WHAT TO DO: Every line below that carries the word "from" needs to be copied.

═══ PROVIDED RECORDS

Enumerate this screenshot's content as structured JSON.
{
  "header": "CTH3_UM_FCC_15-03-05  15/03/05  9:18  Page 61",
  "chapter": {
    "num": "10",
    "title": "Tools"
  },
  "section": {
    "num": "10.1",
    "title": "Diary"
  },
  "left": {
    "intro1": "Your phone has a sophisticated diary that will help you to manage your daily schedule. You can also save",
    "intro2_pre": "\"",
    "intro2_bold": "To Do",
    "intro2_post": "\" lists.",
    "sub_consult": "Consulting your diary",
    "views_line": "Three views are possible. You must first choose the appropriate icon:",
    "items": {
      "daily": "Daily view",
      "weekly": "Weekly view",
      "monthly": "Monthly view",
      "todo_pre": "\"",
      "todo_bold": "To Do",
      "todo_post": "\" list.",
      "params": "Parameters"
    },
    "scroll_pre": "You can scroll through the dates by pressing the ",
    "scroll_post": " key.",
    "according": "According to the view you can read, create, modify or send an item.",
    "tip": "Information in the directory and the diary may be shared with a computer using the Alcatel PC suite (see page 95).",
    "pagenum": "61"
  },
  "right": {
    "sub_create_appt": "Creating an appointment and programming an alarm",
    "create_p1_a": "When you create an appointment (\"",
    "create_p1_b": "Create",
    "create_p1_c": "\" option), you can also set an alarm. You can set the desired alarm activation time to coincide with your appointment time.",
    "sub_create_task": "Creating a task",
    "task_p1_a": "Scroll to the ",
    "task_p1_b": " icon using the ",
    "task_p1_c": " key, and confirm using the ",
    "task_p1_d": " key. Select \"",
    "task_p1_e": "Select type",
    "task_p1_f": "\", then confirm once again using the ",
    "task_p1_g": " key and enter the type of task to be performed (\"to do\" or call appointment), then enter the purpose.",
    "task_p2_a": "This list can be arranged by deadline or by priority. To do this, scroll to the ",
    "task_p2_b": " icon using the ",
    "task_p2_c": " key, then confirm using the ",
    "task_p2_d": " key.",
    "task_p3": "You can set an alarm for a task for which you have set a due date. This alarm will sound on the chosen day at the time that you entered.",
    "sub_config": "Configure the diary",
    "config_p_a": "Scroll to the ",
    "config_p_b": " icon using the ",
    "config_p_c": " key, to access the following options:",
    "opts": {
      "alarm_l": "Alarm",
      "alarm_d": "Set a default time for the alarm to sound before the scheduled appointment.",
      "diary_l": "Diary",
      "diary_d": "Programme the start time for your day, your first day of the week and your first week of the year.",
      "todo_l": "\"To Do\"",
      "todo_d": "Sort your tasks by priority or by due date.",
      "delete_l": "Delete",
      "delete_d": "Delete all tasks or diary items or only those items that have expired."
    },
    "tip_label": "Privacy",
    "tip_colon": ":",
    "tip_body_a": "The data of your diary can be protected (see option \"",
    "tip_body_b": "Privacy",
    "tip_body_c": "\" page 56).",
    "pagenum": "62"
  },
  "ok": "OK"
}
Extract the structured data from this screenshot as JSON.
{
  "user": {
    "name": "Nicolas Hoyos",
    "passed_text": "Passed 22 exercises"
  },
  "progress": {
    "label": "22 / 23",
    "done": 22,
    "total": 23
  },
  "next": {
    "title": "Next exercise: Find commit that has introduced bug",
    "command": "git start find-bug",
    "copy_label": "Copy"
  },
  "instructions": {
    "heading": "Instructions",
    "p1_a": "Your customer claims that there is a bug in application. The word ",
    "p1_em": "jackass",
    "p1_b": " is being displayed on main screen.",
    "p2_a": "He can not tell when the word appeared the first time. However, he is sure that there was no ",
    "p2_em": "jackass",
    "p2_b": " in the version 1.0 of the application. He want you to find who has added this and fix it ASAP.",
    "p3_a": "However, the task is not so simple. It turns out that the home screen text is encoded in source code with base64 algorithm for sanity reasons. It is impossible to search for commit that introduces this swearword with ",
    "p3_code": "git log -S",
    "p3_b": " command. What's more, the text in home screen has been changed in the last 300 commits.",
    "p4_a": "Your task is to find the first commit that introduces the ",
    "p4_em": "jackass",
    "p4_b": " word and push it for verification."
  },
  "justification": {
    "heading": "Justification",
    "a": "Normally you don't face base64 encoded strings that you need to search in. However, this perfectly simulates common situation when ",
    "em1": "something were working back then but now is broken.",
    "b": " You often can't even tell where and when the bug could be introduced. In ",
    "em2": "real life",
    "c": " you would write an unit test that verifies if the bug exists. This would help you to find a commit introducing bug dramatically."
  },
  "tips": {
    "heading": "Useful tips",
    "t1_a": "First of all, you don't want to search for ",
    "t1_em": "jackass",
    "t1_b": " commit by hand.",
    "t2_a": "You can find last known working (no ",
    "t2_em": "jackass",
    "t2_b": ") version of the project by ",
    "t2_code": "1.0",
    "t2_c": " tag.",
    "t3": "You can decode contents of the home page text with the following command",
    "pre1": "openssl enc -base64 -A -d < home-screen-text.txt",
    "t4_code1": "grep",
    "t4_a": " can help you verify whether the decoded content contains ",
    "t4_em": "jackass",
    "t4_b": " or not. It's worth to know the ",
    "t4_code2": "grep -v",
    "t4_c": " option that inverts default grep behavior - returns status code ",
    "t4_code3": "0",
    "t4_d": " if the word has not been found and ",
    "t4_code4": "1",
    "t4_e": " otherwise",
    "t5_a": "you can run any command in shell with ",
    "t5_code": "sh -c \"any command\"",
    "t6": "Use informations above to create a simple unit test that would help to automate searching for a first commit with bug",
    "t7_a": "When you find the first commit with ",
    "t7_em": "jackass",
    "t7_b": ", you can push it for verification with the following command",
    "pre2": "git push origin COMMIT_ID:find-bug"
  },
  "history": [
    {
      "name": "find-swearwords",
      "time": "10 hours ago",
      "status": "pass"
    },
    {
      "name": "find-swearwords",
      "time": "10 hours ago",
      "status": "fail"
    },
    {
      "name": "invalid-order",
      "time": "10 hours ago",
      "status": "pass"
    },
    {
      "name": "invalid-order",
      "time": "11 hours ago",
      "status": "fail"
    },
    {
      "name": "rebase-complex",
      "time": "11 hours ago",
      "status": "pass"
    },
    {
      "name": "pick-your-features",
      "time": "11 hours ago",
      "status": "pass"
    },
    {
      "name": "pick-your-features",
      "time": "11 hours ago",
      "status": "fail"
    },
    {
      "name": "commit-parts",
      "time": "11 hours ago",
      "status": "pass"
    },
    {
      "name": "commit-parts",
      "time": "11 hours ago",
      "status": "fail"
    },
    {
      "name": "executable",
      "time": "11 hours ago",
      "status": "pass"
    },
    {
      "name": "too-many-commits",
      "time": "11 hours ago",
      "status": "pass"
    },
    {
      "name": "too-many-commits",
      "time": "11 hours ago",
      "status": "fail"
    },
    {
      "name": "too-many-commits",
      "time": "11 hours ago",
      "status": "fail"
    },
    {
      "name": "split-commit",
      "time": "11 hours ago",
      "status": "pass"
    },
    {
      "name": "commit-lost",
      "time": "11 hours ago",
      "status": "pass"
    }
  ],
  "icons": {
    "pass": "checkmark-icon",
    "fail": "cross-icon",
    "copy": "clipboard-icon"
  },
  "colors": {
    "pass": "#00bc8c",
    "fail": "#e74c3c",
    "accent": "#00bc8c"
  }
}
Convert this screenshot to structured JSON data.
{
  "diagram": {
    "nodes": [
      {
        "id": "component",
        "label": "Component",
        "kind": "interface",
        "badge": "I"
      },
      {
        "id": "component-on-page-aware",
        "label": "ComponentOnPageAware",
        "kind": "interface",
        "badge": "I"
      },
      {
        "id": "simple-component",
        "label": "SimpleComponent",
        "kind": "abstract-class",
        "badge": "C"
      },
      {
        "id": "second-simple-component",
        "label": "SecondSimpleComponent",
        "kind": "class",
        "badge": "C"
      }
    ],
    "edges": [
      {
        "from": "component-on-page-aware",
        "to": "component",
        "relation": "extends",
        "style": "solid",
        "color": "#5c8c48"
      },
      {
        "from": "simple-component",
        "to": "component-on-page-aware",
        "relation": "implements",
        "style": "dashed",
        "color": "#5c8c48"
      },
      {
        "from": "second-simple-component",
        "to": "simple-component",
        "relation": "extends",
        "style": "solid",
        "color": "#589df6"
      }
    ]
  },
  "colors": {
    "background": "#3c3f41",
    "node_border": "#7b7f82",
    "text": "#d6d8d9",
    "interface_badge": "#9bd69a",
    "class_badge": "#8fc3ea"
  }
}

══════

ANSWER BELOW:
Extract the structured data from this screenshot as JSON.
        "from": "component-on-page-aware",
        "from": "simple-component",
        "from": "second-simple-component",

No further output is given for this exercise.